Aim of the exercise
Check each line of the records below for the string "subtitle", then state how many lines contain it, with no other output.

Task data
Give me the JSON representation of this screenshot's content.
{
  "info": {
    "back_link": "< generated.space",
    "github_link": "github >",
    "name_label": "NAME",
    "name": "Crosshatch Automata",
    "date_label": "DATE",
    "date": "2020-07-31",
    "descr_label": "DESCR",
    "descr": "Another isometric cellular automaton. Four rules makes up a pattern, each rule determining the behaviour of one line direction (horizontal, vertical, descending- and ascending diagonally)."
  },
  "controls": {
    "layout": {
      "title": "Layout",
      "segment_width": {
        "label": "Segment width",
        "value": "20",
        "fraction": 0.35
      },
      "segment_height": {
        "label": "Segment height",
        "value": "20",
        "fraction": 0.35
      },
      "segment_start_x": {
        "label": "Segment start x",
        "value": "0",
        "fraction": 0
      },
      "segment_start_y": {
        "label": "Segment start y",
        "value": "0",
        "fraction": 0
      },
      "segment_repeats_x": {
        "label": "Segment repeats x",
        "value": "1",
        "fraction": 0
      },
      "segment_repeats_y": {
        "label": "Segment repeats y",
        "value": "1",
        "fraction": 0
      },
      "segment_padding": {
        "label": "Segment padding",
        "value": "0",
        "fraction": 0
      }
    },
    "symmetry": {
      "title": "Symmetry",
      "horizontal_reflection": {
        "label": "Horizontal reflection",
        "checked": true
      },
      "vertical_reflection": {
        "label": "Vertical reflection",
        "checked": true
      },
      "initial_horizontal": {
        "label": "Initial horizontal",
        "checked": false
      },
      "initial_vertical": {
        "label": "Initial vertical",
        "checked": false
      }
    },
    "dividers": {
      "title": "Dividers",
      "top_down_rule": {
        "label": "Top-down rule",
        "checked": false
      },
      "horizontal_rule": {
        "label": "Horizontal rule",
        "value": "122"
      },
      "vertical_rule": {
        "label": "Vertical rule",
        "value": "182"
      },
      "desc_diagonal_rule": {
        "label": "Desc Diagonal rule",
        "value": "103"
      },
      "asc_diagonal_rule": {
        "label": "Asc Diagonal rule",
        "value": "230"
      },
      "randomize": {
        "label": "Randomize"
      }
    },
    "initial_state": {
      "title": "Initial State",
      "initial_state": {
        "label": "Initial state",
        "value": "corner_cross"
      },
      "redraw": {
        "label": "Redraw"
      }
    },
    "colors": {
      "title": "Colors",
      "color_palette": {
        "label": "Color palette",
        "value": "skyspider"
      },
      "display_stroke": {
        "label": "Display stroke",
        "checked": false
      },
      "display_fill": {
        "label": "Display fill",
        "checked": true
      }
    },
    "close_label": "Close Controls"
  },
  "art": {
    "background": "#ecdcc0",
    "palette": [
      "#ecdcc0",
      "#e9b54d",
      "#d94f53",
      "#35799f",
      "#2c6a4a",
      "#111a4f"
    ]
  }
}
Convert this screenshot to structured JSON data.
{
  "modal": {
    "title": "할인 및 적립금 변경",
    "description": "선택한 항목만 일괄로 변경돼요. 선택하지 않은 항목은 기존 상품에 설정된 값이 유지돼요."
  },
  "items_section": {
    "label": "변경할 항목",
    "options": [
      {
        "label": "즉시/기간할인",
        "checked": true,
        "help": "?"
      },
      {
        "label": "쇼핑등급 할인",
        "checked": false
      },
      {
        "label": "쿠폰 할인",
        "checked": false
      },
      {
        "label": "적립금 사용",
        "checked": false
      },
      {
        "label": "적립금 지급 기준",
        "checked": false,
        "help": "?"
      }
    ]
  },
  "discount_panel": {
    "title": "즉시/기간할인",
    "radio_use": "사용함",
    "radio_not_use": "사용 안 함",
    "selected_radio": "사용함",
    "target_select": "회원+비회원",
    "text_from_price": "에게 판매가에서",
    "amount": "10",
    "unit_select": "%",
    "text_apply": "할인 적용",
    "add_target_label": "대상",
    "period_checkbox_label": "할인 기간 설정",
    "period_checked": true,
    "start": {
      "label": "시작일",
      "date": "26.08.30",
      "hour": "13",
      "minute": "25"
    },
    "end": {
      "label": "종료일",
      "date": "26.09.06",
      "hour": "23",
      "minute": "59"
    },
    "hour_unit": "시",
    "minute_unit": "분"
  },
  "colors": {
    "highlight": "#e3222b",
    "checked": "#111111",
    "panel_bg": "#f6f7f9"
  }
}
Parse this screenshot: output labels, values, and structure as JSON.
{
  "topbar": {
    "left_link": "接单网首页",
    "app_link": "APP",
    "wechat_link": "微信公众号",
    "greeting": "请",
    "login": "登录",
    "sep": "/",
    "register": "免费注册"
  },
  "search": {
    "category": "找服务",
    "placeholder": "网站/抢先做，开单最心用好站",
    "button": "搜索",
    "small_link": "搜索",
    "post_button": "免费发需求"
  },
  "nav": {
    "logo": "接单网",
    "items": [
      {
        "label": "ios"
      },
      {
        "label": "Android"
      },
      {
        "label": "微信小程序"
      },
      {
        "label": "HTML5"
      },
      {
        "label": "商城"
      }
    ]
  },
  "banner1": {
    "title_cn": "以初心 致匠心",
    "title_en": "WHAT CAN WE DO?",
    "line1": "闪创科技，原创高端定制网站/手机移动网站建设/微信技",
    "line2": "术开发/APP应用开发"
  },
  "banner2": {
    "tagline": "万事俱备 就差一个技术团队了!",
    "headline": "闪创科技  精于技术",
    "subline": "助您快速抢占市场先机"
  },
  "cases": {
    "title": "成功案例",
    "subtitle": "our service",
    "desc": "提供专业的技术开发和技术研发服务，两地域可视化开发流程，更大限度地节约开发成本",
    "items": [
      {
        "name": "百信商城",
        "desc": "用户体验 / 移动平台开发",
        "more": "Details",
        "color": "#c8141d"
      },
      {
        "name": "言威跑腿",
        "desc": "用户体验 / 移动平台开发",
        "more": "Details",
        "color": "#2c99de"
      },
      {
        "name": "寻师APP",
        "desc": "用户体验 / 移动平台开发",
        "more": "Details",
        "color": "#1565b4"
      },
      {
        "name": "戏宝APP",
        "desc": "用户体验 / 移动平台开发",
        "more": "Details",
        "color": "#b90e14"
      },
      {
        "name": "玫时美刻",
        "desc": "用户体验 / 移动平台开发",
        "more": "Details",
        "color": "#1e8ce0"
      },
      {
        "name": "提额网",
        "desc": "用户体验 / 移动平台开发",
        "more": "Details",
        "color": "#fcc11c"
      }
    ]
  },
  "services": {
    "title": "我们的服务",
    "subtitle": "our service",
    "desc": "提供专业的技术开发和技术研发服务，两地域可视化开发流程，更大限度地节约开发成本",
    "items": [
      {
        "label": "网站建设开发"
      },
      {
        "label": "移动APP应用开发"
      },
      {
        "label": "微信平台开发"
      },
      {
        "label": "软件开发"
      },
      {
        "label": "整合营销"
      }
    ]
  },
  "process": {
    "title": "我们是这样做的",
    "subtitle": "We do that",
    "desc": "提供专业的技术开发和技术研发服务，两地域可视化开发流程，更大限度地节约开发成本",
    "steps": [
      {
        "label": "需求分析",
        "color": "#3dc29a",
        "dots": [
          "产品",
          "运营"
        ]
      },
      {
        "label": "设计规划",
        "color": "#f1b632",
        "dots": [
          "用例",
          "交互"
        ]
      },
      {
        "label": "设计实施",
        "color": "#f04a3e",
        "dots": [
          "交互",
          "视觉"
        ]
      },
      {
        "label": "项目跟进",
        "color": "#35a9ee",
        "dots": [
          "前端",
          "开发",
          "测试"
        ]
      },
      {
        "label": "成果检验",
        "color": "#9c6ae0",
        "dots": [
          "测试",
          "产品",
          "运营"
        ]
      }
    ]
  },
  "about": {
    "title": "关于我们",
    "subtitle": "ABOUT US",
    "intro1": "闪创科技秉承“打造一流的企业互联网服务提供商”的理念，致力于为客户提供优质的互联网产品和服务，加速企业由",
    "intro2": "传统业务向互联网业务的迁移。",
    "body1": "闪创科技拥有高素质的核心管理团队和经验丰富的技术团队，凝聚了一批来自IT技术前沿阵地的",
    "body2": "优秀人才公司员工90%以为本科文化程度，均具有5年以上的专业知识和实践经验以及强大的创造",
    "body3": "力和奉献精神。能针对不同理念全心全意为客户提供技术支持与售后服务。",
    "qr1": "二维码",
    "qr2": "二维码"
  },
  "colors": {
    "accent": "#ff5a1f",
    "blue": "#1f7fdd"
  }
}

Finished exercise
4